-- Opening Marker --
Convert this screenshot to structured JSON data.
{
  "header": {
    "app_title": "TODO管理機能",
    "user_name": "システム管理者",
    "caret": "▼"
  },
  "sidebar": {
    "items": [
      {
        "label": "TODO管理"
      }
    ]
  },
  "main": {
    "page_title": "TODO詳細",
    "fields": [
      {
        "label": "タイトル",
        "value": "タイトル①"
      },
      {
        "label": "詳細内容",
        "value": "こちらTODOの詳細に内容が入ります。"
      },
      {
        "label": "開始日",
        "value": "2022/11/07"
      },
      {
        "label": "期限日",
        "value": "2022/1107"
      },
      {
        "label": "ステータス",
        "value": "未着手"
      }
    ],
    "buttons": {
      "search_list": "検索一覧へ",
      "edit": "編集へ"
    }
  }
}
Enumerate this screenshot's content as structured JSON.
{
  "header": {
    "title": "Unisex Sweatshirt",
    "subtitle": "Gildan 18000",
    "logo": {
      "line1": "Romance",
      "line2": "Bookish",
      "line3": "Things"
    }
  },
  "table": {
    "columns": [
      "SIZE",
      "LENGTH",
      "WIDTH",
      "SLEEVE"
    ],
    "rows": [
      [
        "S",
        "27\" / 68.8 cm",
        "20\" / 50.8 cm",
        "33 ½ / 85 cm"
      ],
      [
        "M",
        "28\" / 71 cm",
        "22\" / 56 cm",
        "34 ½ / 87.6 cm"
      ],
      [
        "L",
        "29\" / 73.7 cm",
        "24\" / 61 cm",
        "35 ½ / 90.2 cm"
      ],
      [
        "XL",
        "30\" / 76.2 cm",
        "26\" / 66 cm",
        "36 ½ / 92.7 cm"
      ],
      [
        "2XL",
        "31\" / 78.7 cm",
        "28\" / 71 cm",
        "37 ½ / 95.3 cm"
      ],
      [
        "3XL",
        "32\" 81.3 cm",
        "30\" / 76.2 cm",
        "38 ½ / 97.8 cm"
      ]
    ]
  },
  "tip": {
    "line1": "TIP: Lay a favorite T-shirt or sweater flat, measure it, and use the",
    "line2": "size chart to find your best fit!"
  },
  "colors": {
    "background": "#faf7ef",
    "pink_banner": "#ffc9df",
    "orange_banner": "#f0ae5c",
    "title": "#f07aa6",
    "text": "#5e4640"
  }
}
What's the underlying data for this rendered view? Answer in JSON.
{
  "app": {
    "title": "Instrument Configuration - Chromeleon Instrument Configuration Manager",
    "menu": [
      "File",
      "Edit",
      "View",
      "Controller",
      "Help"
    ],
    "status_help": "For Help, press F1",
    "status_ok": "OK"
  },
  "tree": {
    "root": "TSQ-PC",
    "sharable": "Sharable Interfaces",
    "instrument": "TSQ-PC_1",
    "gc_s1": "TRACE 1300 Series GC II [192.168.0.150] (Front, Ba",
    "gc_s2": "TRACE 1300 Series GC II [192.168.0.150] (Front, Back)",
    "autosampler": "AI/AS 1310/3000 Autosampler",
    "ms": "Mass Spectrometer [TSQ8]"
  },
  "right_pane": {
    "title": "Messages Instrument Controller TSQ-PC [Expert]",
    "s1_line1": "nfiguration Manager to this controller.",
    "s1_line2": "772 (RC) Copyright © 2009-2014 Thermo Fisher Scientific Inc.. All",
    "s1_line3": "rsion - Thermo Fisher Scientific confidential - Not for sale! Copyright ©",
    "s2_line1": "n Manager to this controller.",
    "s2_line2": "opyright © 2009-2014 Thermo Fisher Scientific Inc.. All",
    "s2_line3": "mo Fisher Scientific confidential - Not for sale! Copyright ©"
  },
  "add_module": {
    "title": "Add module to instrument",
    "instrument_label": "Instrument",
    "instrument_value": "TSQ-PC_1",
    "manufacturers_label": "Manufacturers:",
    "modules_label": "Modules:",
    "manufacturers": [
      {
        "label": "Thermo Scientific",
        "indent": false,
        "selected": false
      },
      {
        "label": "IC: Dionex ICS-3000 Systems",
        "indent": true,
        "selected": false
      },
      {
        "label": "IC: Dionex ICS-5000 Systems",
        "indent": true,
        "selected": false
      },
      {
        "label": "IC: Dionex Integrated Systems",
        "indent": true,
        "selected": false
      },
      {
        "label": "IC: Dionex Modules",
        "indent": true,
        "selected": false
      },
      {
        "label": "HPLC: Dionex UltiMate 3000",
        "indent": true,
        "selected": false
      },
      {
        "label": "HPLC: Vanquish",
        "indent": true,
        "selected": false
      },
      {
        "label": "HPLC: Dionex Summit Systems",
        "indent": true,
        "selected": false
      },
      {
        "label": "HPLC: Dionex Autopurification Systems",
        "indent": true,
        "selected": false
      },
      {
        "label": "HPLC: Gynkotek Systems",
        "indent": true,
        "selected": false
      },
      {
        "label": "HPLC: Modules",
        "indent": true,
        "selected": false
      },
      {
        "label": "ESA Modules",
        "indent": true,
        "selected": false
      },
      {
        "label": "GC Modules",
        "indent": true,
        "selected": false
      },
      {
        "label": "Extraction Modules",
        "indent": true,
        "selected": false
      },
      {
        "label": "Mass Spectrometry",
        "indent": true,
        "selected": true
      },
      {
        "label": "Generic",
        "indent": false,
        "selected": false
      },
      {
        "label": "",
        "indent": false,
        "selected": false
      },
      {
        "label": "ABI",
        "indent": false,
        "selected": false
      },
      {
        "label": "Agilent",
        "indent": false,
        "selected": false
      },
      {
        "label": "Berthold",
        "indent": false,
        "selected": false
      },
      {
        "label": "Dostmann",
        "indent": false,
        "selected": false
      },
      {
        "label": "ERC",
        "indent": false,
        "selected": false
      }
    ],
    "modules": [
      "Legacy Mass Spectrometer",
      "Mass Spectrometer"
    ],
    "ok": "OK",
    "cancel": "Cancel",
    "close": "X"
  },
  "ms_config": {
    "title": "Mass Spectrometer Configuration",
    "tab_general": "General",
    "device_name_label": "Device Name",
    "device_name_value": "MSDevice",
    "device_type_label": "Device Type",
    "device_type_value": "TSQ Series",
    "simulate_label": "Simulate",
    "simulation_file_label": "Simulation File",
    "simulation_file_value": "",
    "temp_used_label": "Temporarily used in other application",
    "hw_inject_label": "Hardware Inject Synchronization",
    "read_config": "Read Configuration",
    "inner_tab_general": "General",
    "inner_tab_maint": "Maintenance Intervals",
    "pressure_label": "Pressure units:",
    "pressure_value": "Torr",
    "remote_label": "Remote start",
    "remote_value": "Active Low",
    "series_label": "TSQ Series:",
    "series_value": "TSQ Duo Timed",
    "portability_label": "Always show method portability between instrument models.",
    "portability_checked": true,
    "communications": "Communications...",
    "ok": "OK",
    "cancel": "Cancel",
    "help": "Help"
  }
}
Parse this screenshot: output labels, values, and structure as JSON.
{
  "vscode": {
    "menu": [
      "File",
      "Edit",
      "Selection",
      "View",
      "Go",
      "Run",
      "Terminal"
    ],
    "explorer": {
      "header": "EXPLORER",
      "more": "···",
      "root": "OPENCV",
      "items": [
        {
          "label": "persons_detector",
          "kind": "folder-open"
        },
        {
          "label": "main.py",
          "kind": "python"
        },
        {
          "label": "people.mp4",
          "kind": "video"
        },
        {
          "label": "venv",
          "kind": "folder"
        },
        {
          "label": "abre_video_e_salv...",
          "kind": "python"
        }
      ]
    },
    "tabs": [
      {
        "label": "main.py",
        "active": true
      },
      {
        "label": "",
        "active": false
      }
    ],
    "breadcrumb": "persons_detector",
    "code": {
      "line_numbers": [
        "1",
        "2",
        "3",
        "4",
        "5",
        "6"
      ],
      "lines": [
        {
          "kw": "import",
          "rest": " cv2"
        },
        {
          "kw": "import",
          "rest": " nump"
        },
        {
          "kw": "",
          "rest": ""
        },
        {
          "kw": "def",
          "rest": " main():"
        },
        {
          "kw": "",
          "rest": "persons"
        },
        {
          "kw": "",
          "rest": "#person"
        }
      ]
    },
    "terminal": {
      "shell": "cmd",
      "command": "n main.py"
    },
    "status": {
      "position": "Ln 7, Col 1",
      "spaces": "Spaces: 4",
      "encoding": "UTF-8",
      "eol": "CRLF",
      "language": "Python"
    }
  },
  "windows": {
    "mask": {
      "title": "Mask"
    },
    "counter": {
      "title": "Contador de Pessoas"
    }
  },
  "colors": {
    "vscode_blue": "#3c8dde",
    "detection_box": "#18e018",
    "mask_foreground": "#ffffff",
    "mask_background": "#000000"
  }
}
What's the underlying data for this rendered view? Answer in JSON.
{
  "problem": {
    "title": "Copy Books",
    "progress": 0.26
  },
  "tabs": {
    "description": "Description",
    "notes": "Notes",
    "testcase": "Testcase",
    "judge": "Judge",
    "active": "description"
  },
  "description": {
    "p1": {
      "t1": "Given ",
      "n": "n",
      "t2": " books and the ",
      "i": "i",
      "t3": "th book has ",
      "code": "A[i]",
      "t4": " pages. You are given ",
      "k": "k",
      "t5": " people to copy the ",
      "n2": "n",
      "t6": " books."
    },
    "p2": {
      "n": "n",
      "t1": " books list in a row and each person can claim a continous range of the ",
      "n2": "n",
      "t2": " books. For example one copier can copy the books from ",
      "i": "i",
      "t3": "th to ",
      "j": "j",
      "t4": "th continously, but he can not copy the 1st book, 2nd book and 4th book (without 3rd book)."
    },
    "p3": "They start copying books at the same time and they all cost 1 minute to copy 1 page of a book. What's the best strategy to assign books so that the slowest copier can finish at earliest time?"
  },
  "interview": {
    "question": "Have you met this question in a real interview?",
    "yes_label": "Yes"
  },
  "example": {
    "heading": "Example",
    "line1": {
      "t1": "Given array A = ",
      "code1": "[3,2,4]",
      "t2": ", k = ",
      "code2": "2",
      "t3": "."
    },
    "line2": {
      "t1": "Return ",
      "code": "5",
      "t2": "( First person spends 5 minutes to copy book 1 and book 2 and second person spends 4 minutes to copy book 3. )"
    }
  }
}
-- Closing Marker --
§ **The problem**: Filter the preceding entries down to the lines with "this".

§ **Completed exercise**:
Convert this screenshot to structured JSON data.
Enumerate this screenshot's content as structured JSON.
What's the underlying data for this rendered view? Answer in JSON.
    "s1_line1": "nfiguration Manager to this controller.",
    "s2_line1": "n Manager to this controller.",
Parse this screenshot: output labels, values, and structure as JSON.
What's the underlying data for this rendered view? Answer in JSON.
    "question": "Have you met this question in a real interview?",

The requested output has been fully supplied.